:: Data provided ::
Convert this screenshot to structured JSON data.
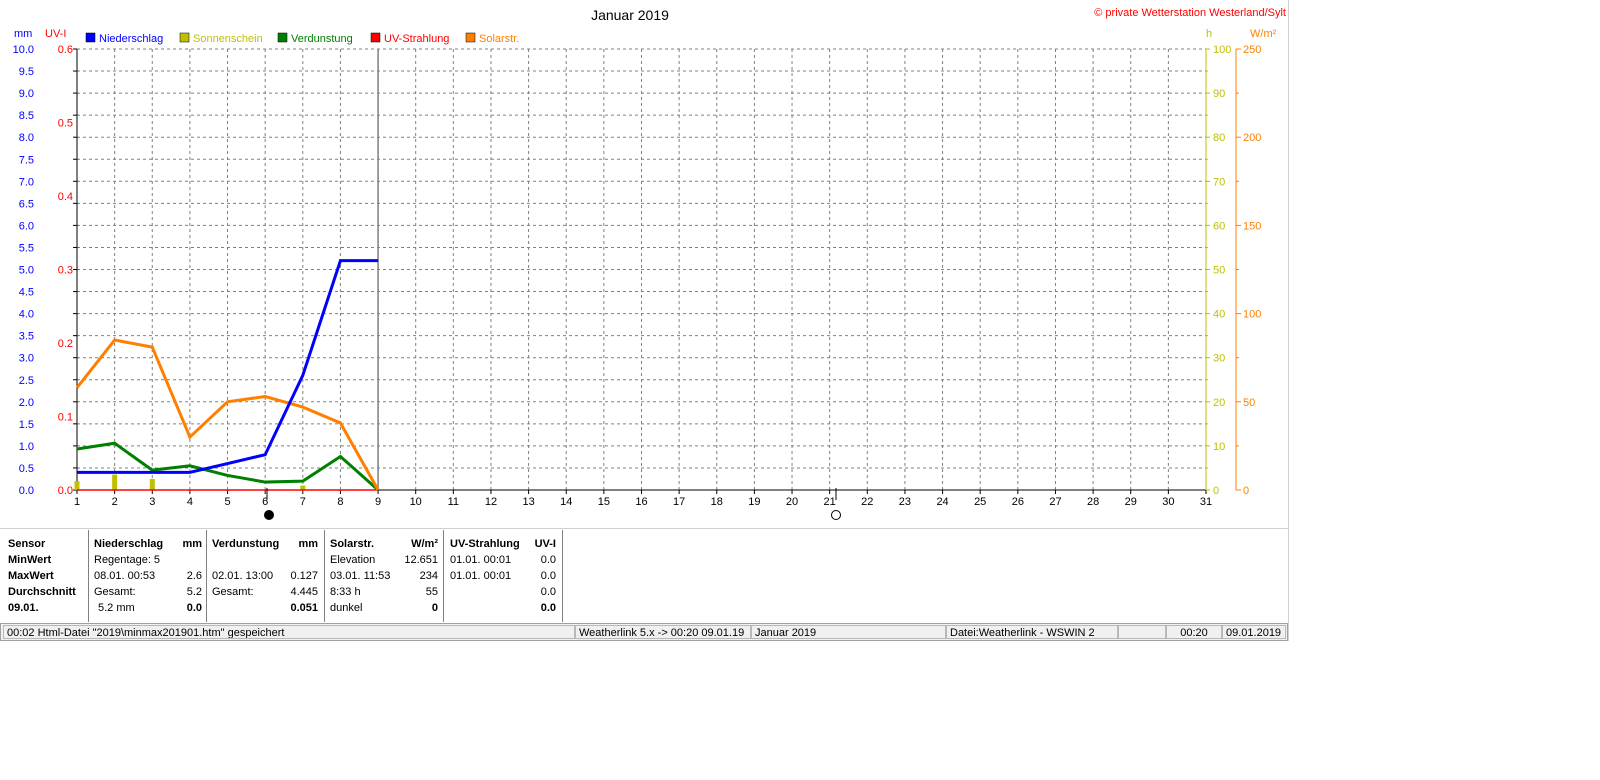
{
  "chart_data": {
    "type": "line",
    "title": "Januar 2019",
    "copyright": "© private Wetterstation Westerland/Sylt",
    "x": [
      1,
      2,
      3,
      4,
      5,
      6,
      7,
      8,
      9
    ],
    "x_ticks": [
      1,
      2,
      3,
      4,
      5,
      6,
      7,
      8,
      9,
      10,
      11,
      12,
      13,
      14,
      15,
      16,
      17,
      18,
      19,
      20,
      21,
      22,
      23,
      24,
      25,
      26,
      27,
      28,
      29,
      30,
      31
    ],
    "xlim": [
      1,
      31
    ],
    "grid": true,
    "legend_placement": "top-left",
    "axes": {
      "mm": {
        "label": "mm",
        "range": [
          0,
          10
        ],
        "ticks": [
          "0.0",
          "0.5",
          "1.0",
          "1.5",
          "2.0",
          "2.5",
          "3.0",
          "3.5",
          "4.0",
          "4.5",
          "5.0",
          "5.5",
          "6.0",
          "6.5",
          "7.0",
          "7.5",
          "8.0",
          "8.5",
          "9.0",
          "9.5",
          "10.0"
        ],
        "color": "#0000ff"
      },
      "uvi": {
        "label": "UV-I",
        "range": [
          0,
          0.6
        ],
        "ticks": [
          "0.0",
          "0.1",
          "0.2",
          "0.3",
          "0.4",
          "0.5",
          "0.6"
        ],
        "color": "#ff0000"
      },
      "h": {
        "label": "h",
        "range": [
          0,
          100
        ],
        "ticks": [
          "0",
          "10",
          "20",
          "30",
          "40",
          "50",
          "60",
          "70",
          "80",
          "90",
          "100"
        ],
        "color": "#c0c000"
      },
      "wm2": {
        "label": "W/m²",
        "range": [
          0,
          250
        ],
        "ticks": [
          "0",
          "50",
          "100",
          "150",
          "200",
          "250"
        ],
        "color": "#ff8000"
      }
    },
    "series": [
      {
        "name": "Niederschlag",
        "axis": "mm",
        "color": "#0000ff",
        "kind": "line",
        "values": [
          0.4,
          0.4,
          0.4,
          0.4,
          0.6,
          0.8,
          2.6,
          5.2,
          5.2
        ],
        "x_end": 9
      },
      {
        "name": "Sonnenschein",
        "axis": "h",
        "color": "#c0c000",
        "kind": "bar",
        "values": [
          2.0,
          3.5,
          2.5,
          0,
          0,
          0,
          1.0,
          0,
          0
        ]
      },
      {
        "name": "Verdunstung",
        "axis": "mm",
        "color": "#008000",
        "kind": "line",
        "values": [
          0.93,
          1.06,
          0.45,
          0.55,
          0.33,
          0.18,
          0.2,
          0.76,
          0.0
        ]
      },
      {
        "name": "UV-Strahlung",
        "axis": "uvi",
        "color": "#ff0000",
        "kind": "line",
        "values": [
          0,
          0,
          0,
          0,
          0,
          0,
          0,
          0,
          0
        ]
      },
      {
        "name": "Solarstr.",
        "axis": "wm2",
        "color": "#ff8000",
        "kind": "line",
        "values": [
          58,
          85,
          81,
          30,
          50,
          53,
          47,
          38,
          0
        ]
      }
    ]
  },
  "table": {
    "col0": {
      "header": "Sensor",
      "min": "MinWert",
      "max": "MaxWert",
      "avg": "Durchschnitt",
      "date": "09.01."
    },
    "col1": {
      "header": "Niederschlag",
      "unit": "mm",
      "min_a": "Regentage: 5",
      "min_b": "",
      "max_a": "08.01.  00:53",
      "max_b": "2.6",
      "avg_a": "Gesamt:",
      "avg_b": "5.2",
      "date_a": "5.2 mm",
      "date_b": "0.0"
    },
    "col2": {
      "header": "Verdunstung",
      "unit": "mm",
      "min_a": "",
      "min_b": "",
      "max_a": "02.01.  13:00",
      "max_b": "0.127",
      "avg_a": "Gesamt:",
      "avg_b": "4.445",
      "date_a": "",
      "date_b": "0.051"
    },
    "col3": {
      "header": "Solarstr.",
      "unit": "W/m²",
      "min_a": "Elevation",
      "min_b": "12.651",
      "max_a": "03.01.  11:53",
      "max_b": "234",
      "avg_a": "8:33 h",
      "avg_b": "55",
      "date_a": "dunkel",
      "date_b": "0"
    },
    "col4": {
      "header": "UV-Strahlung",
      "unit": "UV-I",
      "min_a": "01.01.  00:01",
      "min_b": "0.0",
      "max_a": "01.01.  00:01",
      "max_b": "0.0",
      "avg_a": "",
      "avg_b": "0.0",
      "date_a": "",
      "date_b": "0.0"
    }
  },
  "statusbar": {
    "left": "00:02  Html-Datei  \"2019\\minmax201901.htm\"  gespeichert",
    "weatherlink": "Weatherlink 5.x -> 00:20  09.01.19",
    "month": "Januar 2019",
    "file": "Datei:Weatherlink - WSWIN 2",
    "empty": "",
    "time": "00:20",
    "date": "09.01.2019"
  }
}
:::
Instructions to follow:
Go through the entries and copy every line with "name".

Answer:
        "name": "Niederschlag",
        "name": "Sonnenschein",
        "name": "Verdunstung",
        "name": "UV-Strahlung",
        "name": "Solarstr.",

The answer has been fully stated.